## Exercise brief
Your job is to write out each record exactly, leaving none out.

(Data excerpts)
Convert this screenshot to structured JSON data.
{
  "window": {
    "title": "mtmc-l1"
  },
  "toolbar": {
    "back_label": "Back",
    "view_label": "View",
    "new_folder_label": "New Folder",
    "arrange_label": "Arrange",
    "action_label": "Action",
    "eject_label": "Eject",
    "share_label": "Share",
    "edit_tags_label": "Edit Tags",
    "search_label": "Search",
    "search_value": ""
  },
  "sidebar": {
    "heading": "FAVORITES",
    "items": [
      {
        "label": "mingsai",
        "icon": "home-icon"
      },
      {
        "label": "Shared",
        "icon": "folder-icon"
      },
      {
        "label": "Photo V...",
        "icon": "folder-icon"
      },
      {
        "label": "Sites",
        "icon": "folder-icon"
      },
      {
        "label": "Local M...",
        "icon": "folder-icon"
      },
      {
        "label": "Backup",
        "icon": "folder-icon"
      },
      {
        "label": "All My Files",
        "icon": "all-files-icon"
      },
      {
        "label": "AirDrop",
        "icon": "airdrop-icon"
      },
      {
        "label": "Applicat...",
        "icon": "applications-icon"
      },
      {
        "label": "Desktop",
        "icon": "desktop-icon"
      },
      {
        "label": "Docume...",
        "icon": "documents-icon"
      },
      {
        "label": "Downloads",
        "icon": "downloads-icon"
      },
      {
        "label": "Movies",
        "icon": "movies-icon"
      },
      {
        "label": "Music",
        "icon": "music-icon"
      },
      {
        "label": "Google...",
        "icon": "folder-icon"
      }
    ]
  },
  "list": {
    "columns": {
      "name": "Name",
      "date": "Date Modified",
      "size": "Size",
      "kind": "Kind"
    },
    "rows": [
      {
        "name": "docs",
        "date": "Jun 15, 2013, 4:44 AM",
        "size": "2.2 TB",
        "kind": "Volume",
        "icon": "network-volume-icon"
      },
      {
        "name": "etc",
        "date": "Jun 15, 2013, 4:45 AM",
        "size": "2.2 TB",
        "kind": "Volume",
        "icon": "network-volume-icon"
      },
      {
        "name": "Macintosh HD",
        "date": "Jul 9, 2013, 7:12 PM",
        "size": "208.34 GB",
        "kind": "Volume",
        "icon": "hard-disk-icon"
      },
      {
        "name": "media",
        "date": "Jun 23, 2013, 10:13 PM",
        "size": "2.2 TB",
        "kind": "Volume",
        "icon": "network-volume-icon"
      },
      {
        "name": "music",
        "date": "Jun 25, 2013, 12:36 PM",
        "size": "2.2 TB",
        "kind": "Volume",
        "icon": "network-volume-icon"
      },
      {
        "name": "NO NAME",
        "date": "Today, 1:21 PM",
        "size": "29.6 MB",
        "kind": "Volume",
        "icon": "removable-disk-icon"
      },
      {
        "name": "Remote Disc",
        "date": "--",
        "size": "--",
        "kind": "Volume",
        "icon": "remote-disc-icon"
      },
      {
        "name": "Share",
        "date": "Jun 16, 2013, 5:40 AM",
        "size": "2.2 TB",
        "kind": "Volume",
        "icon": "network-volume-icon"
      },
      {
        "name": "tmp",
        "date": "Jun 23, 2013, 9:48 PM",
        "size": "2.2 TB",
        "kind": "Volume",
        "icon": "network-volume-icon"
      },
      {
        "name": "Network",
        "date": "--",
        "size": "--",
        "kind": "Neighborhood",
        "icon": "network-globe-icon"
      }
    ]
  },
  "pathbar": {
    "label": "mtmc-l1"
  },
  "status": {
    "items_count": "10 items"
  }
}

## Expected answer
Convert this screenshot to structured JSON data.
{
  "window": {
    "title": "mtmc-l1"
  },
  "toolbar": {
    "back_label": "Back",
    "view_label": "View",
    "new_folder_label": "New Folder",
    "arrange_label": "Arrange",
    "action_label": "Action",
    "eject_label": "Eject",
    "share_label": "Share",
    "edit_tags_label": "Edit Tags",
    "search_label": "Search",
    "search_value": ""
  },
  "sidebar": {
    "heading": "FAVORITES",
    "items": [
      {
        "label": "mingsai",
        "icon": "home-icon"
      },
      {
        "label": "Shared",
        "icon": "folder-icon"
      },
      {
        "label": "Photo V...",
        "icon": "folder-icon"
      },
      {
        "label": "Sites",
        "icon": "folder-icon"
      },
      {
        "label": "Local M...",
        "icon": "folder-icon"
      },
      {
        "label": "Backup",
        "icon": "folder-icon"
      },
      {
        "label": "All My Files",
        "icon": "all-files-icon"
      },
      {
        "label": "AirDrop",
        "icon": "airdrop-icon"
      },
      {
        "label": "Applicat...",
        "icon": "applications-icon"
      },
      {
        "label": "Desktop",
        "icon": "desktop-icon"
      },
      {
        "label": "Docume...",
        "icon": "documents-icon"
      },
      {
        "label": "Downloads",
        "icon": "downloads-icon"
      },
      {
        "label": "Movies",
        "icon": "movies-icon"
      },
      {
        "label": "Music",
        "icon": "music-icon"
      },
      {
        "label": "Google...",
        "icon": "folder-icon"
      }
    ]
  },
  "list": {
    "columns": {
      "name": "Name",
      "date": "Date Modified",
      "size": "Size",
      "kind": "Kind"
    },
    "rows": [
      {
        "name": "docs",
        "date": "Jun 15, 2013, 4:44 AM",
        "size": "2.2 TB",
        "kind": "Volume",
        "icon": "network-volume-icon"
      },
      {
        "name": "etc",
        "date": "Jun 15, 2013, 4:45 AM",
        "size": "2.2 TB",
        "kind": "Volume",
        "icon": "network-volume-icon"
      },
      {
        "name": "Macintosh HD",
        "date": "Jul 9, 2013, 7:12 PM",
        "size": "208.34 GB",
        "kind": "Volume",
        "icon": "hard-disk-icon"
      },
      {
        "name": "media",
        "date": "Jun 23, 2013, 10:13 PM",
        "size": "2.2 TB",
        "kind": "Volume",
        "icon": "network-volume-icon"
      },
      {
        "name": "music",
        "date": "Jun 25, 2013, 12:36 PM",
        "size": "2.2 TB",
        "kind": "Volume",
        "icon": "network-volume-icon"
      },
      {
        "name": "NO NAME",
        "date": "Today, 1:21 PM",
        "size": "29.6 MB",
        "kind": "Volume",
        "icon": "removable-disk-icon"
      },
      {
        "name": "Remote Disc",
        "date": "--",
        "size": "--",
        "kind": "Volume",
        "icon": "remote-disc-icon"
      },
      {
        "name": "Share",
        "date": "Jun 16, 2013, 5:40 AM",
        "size": "2.2 TB",
        "kind": "Volume",
        "icon": "network-volume-icon"
      },
      {
        "name": "tmp",
        "date": "Jun 23, 2013, 9:48 PM",
        "size": "2.2 TB",
        "kind": "Volume",
        "icon": "network-volume-icon"
      },
      {
        "name": "Network",
        "date": "--",
        "size": "--",
        "kind": "Neighborhood",
        "icon": "network-globe-icon"
      }
    ]
  },
  "pathbar": {
    "label": "mtmc-l1"
  },
  "status": {
    "items_count": "10 items"
  }
}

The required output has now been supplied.